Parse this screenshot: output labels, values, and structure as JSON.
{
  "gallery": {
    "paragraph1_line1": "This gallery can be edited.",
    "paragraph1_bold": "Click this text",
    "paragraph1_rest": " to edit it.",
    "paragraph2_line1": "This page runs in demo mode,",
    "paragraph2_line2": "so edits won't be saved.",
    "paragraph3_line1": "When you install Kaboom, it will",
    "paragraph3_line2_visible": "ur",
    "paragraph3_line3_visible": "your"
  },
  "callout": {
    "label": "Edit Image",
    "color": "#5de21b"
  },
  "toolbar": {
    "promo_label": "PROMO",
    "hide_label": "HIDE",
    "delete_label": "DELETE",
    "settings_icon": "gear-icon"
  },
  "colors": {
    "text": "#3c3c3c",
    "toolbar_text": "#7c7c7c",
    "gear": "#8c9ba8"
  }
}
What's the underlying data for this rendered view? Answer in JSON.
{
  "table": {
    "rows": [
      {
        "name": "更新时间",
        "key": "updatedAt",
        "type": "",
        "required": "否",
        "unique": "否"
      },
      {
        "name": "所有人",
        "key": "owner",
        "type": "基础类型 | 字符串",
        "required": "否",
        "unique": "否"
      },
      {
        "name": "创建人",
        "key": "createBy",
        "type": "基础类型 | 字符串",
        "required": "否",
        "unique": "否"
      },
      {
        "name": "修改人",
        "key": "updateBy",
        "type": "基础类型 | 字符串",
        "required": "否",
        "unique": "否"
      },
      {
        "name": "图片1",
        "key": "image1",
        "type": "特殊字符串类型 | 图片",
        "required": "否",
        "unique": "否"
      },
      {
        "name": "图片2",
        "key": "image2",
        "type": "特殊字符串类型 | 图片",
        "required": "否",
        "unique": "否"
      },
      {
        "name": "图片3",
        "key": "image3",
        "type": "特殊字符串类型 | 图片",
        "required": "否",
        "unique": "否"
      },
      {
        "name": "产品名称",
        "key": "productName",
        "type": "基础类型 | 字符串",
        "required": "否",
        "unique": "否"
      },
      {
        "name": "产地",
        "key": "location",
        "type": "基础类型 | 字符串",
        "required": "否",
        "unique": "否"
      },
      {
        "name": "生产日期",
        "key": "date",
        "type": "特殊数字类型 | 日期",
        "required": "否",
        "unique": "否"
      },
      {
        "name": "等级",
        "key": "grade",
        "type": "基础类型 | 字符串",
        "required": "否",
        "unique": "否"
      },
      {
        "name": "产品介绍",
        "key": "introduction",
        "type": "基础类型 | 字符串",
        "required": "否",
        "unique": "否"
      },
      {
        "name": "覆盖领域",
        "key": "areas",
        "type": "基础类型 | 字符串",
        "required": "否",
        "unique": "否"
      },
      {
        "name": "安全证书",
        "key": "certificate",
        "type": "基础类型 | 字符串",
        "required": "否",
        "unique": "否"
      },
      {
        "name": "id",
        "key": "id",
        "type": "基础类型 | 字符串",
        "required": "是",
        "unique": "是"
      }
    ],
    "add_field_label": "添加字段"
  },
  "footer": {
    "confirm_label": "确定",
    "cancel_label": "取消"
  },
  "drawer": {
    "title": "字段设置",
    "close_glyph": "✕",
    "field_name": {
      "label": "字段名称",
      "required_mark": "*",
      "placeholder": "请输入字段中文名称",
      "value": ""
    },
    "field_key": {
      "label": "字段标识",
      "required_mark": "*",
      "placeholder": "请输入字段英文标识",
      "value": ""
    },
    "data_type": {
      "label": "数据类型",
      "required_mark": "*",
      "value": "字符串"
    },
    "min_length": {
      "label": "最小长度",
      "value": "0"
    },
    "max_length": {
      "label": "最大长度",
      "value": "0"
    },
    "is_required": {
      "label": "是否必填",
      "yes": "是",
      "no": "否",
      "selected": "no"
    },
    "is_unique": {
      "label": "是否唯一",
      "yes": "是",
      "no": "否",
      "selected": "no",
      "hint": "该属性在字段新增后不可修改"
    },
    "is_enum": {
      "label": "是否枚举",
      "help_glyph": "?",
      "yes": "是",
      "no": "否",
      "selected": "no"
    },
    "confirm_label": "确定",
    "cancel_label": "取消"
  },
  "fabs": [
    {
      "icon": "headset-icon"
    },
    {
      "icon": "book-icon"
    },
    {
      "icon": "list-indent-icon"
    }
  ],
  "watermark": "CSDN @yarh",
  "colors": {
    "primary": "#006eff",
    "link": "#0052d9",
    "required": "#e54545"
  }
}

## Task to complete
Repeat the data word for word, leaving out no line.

## Solution to this problem
Parse this screenshot: output labels, values, and structure as JSON.
{
  "gallery": {
    "paragraph1_line1": "This gallery can be edited.",
    "paragraph1_bold": "Click this text",
    "paragraph1_rest": " to edit it.",
    "paragraph2_line1": "This page runs in demo mode,",
    "paragraph2_line2": "so edits won't be saved.",
    "paragraph3_line1": "When you install Kaboom, it will",
    "paragraph3_line2_visible": "ur",
    "paragraph3_line3_visible": "your"
  },
  "callout": {
    "label": "Edit Image",
    "color": "#5de21b"
  },
  "toolbar": {
    "promo_label": "PROMO",
    "hide_label": "HIDE",
    "delete_label": "DELETE",
    "settings_icon": "gear-icon"
  },
  "colors": {
    "text": "#3c3c3c",
    "toolbar_text": "#7c7c7c",
    "gear": "#8c9ba8"
  }
}
What's the underlying data for this rendered view? Answer in JSON.
{
  "table": {
    "rows": [
      {
        "name": "更新时间",
        "key": "updatedAt",
        "type": "",
        "required": "否",
        "unique": "否"
      },
      {
        "name": "所有人",
        "key": "owner",
        "type": "基础类型 | 字符串",
        "required": "否",
        "unique": "否"
      },
      {
        "name": "创建人",
        "key": "createBy",
        "type": "基础类型 | 字符串",
        "required": "否",
        "unique": "否"
      },
      {
        "name": "修改人",
        "key": "updateBy",
        "type": "基础类型 | 字符串",
        "required": "否",
        "unique": "否"
      },
      {
        "name": "图片1",
        "key": "image1",
        "type": "特殊字符串类型 | 图片",
        "required": "否",
        "unique": "否"
      },
      {
        "name": "图片2",
        "key": "image2",
        "type": "特殊字符串类型 | 图片",
        "required": "否",
        "unique": "否"
      },
      {
        "name": "图片3",
        "key": "image3",
        "type": "特殊字符串类型 | 图片",
        "required": "否",
        "unique": "否"
      },
      {
        "name": "产品名称",
        "key": "productName",
        "type": "基础类型 | 字符串",
        "required": "否",
        "unique": "否"
      },
      {
        "name": "产地",
        "key": "location",
        "type": "基础类型 | 字符串",
        "required": "否",
        "unique": "否"
      },
      {
        "name": "生产日期",
        "key": "date",
        "type": "特殊数字类型 | 日期",
        "required": "否",
        "unique": "否"
      },
      {
        "name": "等级",
        "key": "grade",
        "type": "基础类型 | 字符串",
        "required": "否",
        "unique": "否"
      },
      {
        "name": "产品介绍",
        "key": "introduction",
        "type": "基础类型 | 字符串",
        "required": "否",
        "unique": "否"
      },
      {
        "name": "覆盖领域",
        "key": "areas",
        "type": "基础类型 | 字符串",
        "required": "否",
        "unique": "否"
      },
      {
        "name": "安全证书",
        "key": "certificate",
        "type": "基础类型 | 字符串",
        "required": "否",
        "unique": "否"
      },
      {
        "name": "id",
        "key": "id",
        "type": "基础类型 | 字符串",
        "required": "是",
        "unique": "是"
      }
    ],
    "add_field_label": "添加字段"
  },
  "footer": {
    "confirm_label": "确定",
    "cancel_label": "取消"
  },
  "drawer": {
    "title": "字段设置",
    "close_glyph": "✕",
    "field_name": {
      "label": "字段名称",
      "required_mark": "*",
      "placeholder": "请输入字段中文名称",
      "value": ""
    },
    "field_key": {
      "label": "字段标识",
      "required_mark": "*",
      "placeholder": "请输入字段英文标识",
      "value": ""
    },
    "data_type": {
      "label": "数据类型",
      "required_mark": "*",
      "value": "字符串"
    },
    "min_length": {
      "label": "最小长度",
      "value": "0"
    },
    "max_length": {
      "label": "最大长度",
      "value": "0"
    },
    "is_required": {
      "label": "是否必填",
      "yes": "是",
      "no": "否",
      "selected": "no"
    },
    "is_unique": {
      "label": "是否唯一",
      "yes": "是",
      "no": "否",
      "selected": "no",
      "hint": "该属性在字段新增后不可修改"
    },
    "is_enum": {
      "label": "是否枚举",
      "help_glyph": "?",
      "yes": "是",
      "no": "否",
      "selected": "no"
    },
    "confirm_label": "确定",
    "cancel_label": "取消"
  },
  "fabs": [
    {
      "icon": "headset-icon"
    },
    {
      "icon": "book-icon"
    },
    {
      "icon": "list-indent-icon"
    }
  ],
  "watermark": "CSDN @yarh",
  "colors": {
    "primary": "#006eff",
    "link": "#0052d9",
    "required": "#e54545"
  }
}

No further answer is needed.